The Knesset's main function, however, is legislative. While the Government is the sponsor of most legislation, any MK can present a bill, known as a "private member's bill." Bills go through three stages, beginning with a first reading, i.e., a general debate in the plenum. At this stage the bill may be accepted and referred to the appropriate committee, removed from the Knesset table, or returned to the Government. If the bill is accepted, it goes to a committee for the resolution of details.
The Knesset has 12 standing committees: House (or Knesset) Committee, dealing with the Knesset agenda; Finance; Economics; Defense and Foreign Affairs; Interior and Environment; Immigration and Absorption; Education and Culture; Constitution, Law, and Justice; Labor and Social Affairs; Public Audit (Control); War against Drug Affliction and Advancing the Status of Women.
Committee chairpersons are chosen by their members, on the recommendation of the House Committee, and their factional composition resembles that of the Knesset itself. Committees may elect subcommittees and delegate powers to them. They may also establish joint committees for issues concerning more than one committee. In addition to their legislative function, the committees discuss government regulations or any matter referred to them by the plenum. To further their deliberations they invite government ministers, senior officials, and experts in the matters being discussed. Committees may require explanation and information from relevant ministers in any matter within their competence, and the ministers, or persons appointed by them, must provide the explanation or information requested.
The committee may propose as many amendments as it wishes, as long as the general topic of the bill is not impaired. The committee then returns the amended bill to the plenum for a second reading, where the deliberations and voting take place on each section separately. In the third and final reading, the bill is presented in its final form, as adopted in the second reading. While most Knesset votes are by show of hands, certain cases are resolved by secret ballot or by roll-call vote. The Twelfth Knesset was the first to institute electronic voting.
If a bill passes, it is signed by the presiding speaker and is later published in the Official Gazette, with the signatures of the president, prime minister, Knesset speaker and the minister responsible for the law's implementation. Finally, the state seal is placed on it by the minister of justice, and the bill becomes law.
By law, MKs enjoy lifetime personal immunity from prosecution for votes, acts committed, or opinions expressed in the course of duty. During their term of office, they are also immune from a search of their homes or bodies (except for customs' checks) and are not subject to arrest unless caught in the commission of a violent crime, disturbance of the peace, or treason. This immunity can be lifted if the Knesset plenum so resolves. Finally, access to and activity in the Knesset building and compound require permission from the Speaker of the Knesset.
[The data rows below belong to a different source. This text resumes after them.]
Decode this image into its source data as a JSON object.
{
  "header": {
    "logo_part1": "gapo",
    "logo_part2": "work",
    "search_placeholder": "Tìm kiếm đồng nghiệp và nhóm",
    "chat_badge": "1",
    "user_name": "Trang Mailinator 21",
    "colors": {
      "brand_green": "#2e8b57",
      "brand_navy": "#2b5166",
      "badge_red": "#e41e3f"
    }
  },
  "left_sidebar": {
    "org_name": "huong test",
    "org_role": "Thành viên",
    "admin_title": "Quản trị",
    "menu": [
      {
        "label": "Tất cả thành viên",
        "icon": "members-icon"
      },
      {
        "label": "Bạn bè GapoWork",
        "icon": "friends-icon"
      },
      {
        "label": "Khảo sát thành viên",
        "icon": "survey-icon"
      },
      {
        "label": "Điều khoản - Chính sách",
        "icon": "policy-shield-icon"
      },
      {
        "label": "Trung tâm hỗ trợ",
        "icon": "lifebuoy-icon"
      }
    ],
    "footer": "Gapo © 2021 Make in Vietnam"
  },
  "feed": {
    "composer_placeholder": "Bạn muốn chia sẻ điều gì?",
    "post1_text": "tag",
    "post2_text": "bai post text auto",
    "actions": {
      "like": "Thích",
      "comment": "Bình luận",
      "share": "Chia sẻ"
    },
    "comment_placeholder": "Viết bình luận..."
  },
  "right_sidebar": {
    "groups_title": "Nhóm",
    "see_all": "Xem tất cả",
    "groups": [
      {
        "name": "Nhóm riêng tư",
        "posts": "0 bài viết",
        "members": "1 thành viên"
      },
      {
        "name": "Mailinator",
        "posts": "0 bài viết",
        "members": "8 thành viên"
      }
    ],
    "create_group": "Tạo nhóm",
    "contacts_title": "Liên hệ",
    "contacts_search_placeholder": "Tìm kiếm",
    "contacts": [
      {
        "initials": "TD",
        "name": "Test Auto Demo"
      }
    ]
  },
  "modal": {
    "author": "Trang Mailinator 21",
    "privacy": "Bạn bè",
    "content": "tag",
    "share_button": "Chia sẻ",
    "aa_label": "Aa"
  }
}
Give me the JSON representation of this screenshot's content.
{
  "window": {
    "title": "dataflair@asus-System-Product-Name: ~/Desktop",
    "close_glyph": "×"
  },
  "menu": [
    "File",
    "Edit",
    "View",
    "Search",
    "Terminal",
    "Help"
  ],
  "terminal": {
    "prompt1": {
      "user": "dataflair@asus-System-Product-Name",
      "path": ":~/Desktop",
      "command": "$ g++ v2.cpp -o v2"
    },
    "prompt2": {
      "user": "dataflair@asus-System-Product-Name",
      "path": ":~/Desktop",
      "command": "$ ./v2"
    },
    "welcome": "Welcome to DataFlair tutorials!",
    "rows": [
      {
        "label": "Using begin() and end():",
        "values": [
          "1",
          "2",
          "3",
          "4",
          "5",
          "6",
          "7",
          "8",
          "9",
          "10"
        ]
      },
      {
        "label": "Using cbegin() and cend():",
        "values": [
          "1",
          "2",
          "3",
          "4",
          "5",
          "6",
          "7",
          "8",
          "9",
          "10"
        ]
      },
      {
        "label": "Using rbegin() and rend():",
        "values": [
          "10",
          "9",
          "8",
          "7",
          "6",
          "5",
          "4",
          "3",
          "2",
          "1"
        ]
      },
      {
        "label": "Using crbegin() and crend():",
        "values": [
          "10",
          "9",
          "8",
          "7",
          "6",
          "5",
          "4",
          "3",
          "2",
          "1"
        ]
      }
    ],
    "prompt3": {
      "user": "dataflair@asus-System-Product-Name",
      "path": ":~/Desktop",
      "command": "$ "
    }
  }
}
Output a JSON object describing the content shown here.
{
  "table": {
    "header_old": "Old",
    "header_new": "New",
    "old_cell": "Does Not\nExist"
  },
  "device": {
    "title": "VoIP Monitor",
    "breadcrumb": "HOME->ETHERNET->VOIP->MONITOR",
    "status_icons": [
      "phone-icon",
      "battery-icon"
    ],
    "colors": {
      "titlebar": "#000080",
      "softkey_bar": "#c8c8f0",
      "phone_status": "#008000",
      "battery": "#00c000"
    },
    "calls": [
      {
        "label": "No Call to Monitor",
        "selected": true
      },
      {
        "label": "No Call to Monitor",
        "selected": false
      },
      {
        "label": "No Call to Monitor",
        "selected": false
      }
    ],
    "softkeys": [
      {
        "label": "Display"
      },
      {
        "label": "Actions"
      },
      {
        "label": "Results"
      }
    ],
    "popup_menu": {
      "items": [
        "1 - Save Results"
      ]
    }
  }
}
Sources: Knesset interior photo from MidEastTruth courtesy of Ilan Friedman.